Every city has its glossary of foods—and food vocabulary—that define its culinary identity. In Portland, Maine, you couldn’t avoid lobster if you tried. Tampa brings the hot-pressed sandwich of ham, roasted pork, Swiss cheese, pickles, and mustard on Cuban bread. Chili with the works in Cincy means it’s ladled over spaghetti and garnished with the likes of grated cheddar, diced onions, and kidney beans. So when you’re heading out to Montréal, Chicago Tribune recommends to keep the following in mind for culinary fluency:

  • Montreal-style bagels: Expect bagels “boiled in honeyed water and made with egg and an unsalted dough.” The most famous spot to get them is St-Viateur Bagel.
  • Smoked meat: Eastern European Jews brought the tradition of smoked beef brisket to the city about 100 years ago. Check out Schwartz’s Montréal Hebrew Delicatessen and The Main.
  • Poutine: With a 50-year-old history, poutine has established itself as a Québécois classic. Locals will point you to Patati Patata and La Banquise. The latter is open 24 hours.
  • Portuguese chicken: This marinated then roasted/grilled chicken can be served “plain or with spicy sauce, which can range from a reddish chili paste to a seriously potent rub of spices and red pepper flakes.” The city swears by Portugalia (boldly flavored) and Romados (great fries and juicy chicken).
  • Coffee: “For a laid-back cafe vibe, big bowls of latte luxury and delicious savories, go to Cafe Neve.

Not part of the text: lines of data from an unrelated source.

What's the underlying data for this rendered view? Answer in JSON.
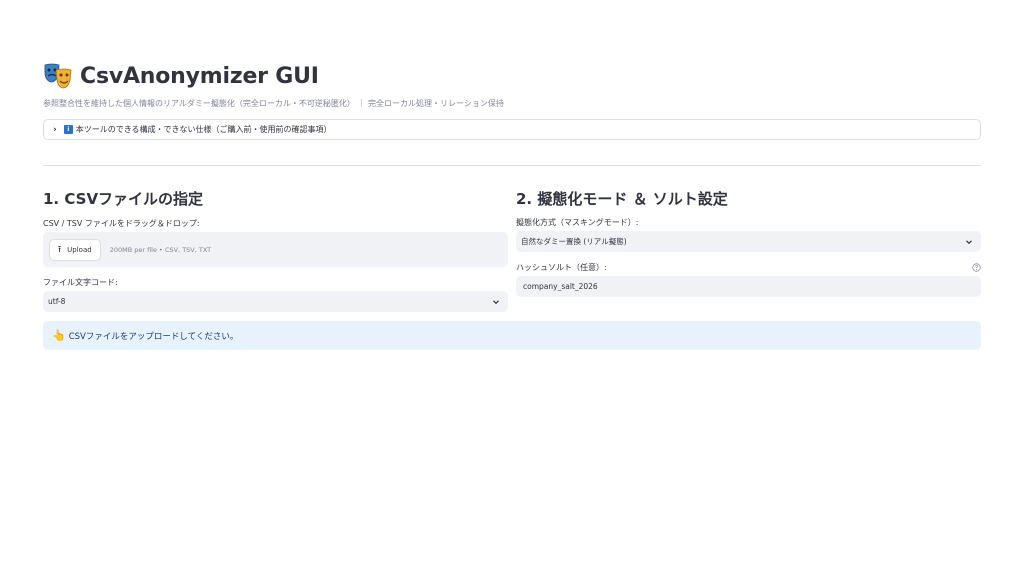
{
  "app": {
    "title": "CsvAnonymizer GUI",
    "icon": "theater-masks-icon",
    "caption": "参照整合性を維持した個人情報のリアルダミー擬態化（完全ローカル・不可逆秘匿化） ｜ 完全ローカル処理・リレーション保持"
  },
  "expander": {
    "label": "本ツールのできる構成・できない仕様（ご購入前・使用前の確認事項）",
    "icon": "info-icon",
    "expanded": false
  },
  "section1": {
    "heading": "1. CSVファイルの指定",
    "uploader": {
      "label": "CSV / TSV ファイルをドラッグ＆ドロップ:",
      "button_label": "Upload",
      "hint": "200MB per file • CSV, TSV, TXT"
    },
    "encoding": {
      "label": "ファイル文字コード:",
      "value": "utf-8"
    }
  },
  "section2": {
    "heading": "2. 擬態化モード ＆ ソルト設定",
    "mode": {
      "label": "擬態化方式（マスキングモード）:",
      "value": "自然なダミー置換 (リアル擬態)"
    },
    "salt": {
      "label": "ハッシュソルト（任意）:",
      "value": "company_salt_2026"
    }
  },
  "info": {
    "message": "CSVファイルをアップロードしてください。",
    "icon": "pointing-hand-icon"
  },
  "colors": {
    "text": "#31333f",
    "muted": "#808495",
    "input_bg": "#f0f2f6",
    "info_bg": "#e8f2fc",
    "info_text": "#1c3a6e",
    "accent_blue": "#2f6fce"
  }
}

For boisterous atmosphere, lots of soccer and sports and wonderful Italian-style coffee, head to Olimpico.”
  • Deep-fried foie gras: Already rich, foie gras is given the deep-fried treatment in Montreal. Chicago Tribune recommends Au Pied de Cochon’s simple foie gras cromesquis (akin to a croquette; with a liquid center) over Joe Beef’s Double Down sandwich, wherein fried lobes of foie sandwich maple syrup-covered bacon.
  • Public food markets: Depending on your intended purchase, Marche Jean-Talon is good for fresh fruit, vegetables, and flowers; you can find quality butchers, bakers, and cheesemongers at Marche Atwater.

[via Chicago Tribune]